On Thursday, June 7, 2018, the Minister of Information issued a statement that, among others, stated that, “Government has decided to take immediate steps to have the GFA dissolved.
Government will shortly, thereafter, announce provisional measures to govern football activity in the country, until a new body, is duly formed…”
Needless to say, the government statement was greeted with mixed reactions, including those who said government’s actions are illegal and will also attract FIFA ban. Let me quote one such reaction from Lawyer Ace Anan Ankomah on Facebook:
“I do NOT believe this. There’s no way the President will do this.
The President has NO POWER to dissolve a private company limited by guarantee. If true, this one won’t have to wait for FIFA. Our own courts will strike it down.”
I share Lawyer Ankomah’s position. The GFA is registered under
Section 9(1)(b) of the Companies Code, 1963 (Act 179), as “a company having the liability of its members limited to such amount as the members may respectively undertake to contribute to the assets of the company in the event of its being wound up, in this Code referred to as a company limited by guarantee.” Any process to dissolve the GFA must, therefore, follow the laws of Ghana in respect of liquidation of a company under the Bodies Corporate (Official Liquidation) Act, 1963 (Act 180).
Lawyer Samson Lardy Anyenini puts it this way:

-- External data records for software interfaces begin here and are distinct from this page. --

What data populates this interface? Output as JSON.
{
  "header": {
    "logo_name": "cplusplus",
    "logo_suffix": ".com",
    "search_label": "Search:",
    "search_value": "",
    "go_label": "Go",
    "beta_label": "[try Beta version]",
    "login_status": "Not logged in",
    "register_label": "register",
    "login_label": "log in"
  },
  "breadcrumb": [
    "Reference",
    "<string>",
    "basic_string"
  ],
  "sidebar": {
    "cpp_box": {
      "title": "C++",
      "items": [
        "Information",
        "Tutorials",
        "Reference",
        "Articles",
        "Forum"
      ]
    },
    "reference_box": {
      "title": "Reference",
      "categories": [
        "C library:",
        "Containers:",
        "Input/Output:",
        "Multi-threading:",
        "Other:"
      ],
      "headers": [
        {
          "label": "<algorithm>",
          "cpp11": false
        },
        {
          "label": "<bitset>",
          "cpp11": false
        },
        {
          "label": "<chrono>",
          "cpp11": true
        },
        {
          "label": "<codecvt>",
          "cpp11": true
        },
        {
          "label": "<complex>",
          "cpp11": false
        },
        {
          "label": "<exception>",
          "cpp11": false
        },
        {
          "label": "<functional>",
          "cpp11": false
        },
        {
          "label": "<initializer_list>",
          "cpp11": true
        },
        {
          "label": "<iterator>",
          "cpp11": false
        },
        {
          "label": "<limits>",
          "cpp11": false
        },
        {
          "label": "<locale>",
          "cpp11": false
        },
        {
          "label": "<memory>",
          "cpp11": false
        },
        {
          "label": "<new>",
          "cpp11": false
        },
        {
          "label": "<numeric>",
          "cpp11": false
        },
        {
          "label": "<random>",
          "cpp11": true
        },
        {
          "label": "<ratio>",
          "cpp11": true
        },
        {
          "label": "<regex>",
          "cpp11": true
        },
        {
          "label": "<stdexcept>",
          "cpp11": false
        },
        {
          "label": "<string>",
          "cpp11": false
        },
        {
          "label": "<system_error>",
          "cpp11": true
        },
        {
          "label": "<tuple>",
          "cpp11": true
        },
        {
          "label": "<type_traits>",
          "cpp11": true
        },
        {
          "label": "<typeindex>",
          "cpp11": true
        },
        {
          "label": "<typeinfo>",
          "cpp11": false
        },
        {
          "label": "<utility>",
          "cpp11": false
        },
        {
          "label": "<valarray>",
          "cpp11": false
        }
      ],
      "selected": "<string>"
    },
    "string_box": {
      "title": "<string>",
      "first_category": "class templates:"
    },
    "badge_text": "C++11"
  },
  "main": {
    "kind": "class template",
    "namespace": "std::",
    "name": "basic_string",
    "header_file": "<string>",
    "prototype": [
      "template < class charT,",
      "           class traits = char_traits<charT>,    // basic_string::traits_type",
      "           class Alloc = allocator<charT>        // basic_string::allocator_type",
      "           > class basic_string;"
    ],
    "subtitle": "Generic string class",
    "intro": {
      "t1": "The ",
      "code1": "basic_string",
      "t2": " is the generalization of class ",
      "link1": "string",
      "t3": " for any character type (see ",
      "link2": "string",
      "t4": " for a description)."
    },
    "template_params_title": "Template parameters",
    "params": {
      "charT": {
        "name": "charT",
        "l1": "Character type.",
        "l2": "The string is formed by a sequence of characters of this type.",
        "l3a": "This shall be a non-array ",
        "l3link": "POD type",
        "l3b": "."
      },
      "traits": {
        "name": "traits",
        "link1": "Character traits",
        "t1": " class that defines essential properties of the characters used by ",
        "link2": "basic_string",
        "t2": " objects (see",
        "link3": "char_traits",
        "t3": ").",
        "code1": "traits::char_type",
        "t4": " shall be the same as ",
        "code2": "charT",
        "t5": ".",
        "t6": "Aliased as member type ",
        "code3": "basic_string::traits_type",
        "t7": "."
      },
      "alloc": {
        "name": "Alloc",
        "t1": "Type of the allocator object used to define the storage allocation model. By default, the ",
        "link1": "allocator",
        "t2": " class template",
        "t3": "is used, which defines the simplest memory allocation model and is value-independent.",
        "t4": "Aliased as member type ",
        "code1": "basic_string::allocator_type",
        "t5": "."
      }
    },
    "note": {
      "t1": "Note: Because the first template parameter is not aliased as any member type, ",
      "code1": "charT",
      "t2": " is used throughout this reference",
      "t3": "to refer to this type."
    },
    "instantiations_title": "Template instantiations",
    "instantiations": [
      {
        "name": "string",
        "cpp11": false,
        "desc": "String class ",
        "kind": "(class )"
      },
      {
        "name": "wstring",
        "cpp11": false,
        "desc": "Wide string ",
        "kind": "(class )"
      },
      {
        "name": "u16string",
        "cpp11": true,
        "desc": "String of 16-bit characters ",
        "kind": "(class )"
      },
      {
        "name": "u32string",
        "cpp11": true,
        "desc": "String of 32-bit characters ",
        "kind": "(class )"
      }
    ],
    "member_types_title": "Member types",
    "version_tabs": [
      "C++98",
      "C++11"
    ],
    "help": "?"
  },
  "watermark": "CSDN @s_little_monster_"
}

“The GFA is made up of clubs most of which are companies limited by shares. The referees are not members of the clubs, club officials by virtue of the principle of company law are separate and distinct from the clubs. It is, therefore, illegal to dissolve an association just because of the conduct of individuals who are not by themselves members of the association.”
FIFA on its part protects its member associations by banning any
member whose governance is either controlled by or interfered with by any external body, especially governments or governmental bodies, in accordance with relevant FIFA statutes.
Why would the Ghana government, therefore, want to adopt measures that can be shot down by our courts as well as attract a ban from FIFA?
For the avoidance of any doubt, I think government cannot sit idly by in the face of blatant bribery and corruption in Ghana football and the abuse of the public trust in the governance of the game.
For instance, if a citizen buys a ticket to watch a match expecting fair competition promised by the GFA, then surely the State must intervene if the public is being scammed through match-fixing and the GFA does nothing about it. It even has security implications because angry fans sometimes take the law into their own hands by attacking match officials.
Government has a role in maintaining law and order and thus
has a right to deal with the root cause of such violence. But the
action government takes must be rooted in law (company law) and FIFA statutes.
That is why I want to suggest other options that I believe
will achieve the same objectives without any legal obstacles. The GFA is a company limited by guarantee, not a government ministry or a state enterprise.
1. Government, in consultation with various stakeholders, must publish a set of reforms that the GFA must implement to achieve the aspirations of Ghanaians and to restore the lost dignity of football in Ghana. Until the GFA implements those reforms, government must activate Steps 2 to 5 below.
2. What right has the GFA got to ‘represent’ the Republic of Ghana in international sports circles, as a private company limited by
guarantee? Government must immediately communicate to the GFA and all international football governing bodies that with immediate effect, GFA has no right to represent the Republic of Ghana and as such cannot use the name and flag of the Republic of Ghana under any circumstances. For instance, the match played on Thursday against Iceland would have had to be classified as “Iceland vs GFA” (with GFA’s logo displayed), not as “Iceland vs Ghana” (with the Ghana flag displayed).
3. Government must with immediate effect stop any direct financial contribution towards any activities of the GFA. Government doesn’t contribute financially to other companies limited by guarantee, so why must it do differently for GFA, whose governance it cannot interfere with?
4. The National Sports Authority must be instructed to ensure that the GFA pays commercial rates for using any Republic of Ghana facilities for GFA matches, just as any private company will pay for using NSA facilities.
5. Government must issue an order preventing all State institutions from providing any form of sponsorship or support to the GFA.
I believe with these actions, government will not directly interfere
with the governance of a private company limited by guarantee, but can still achieve reforms that many Ghanaians believe are long overdue.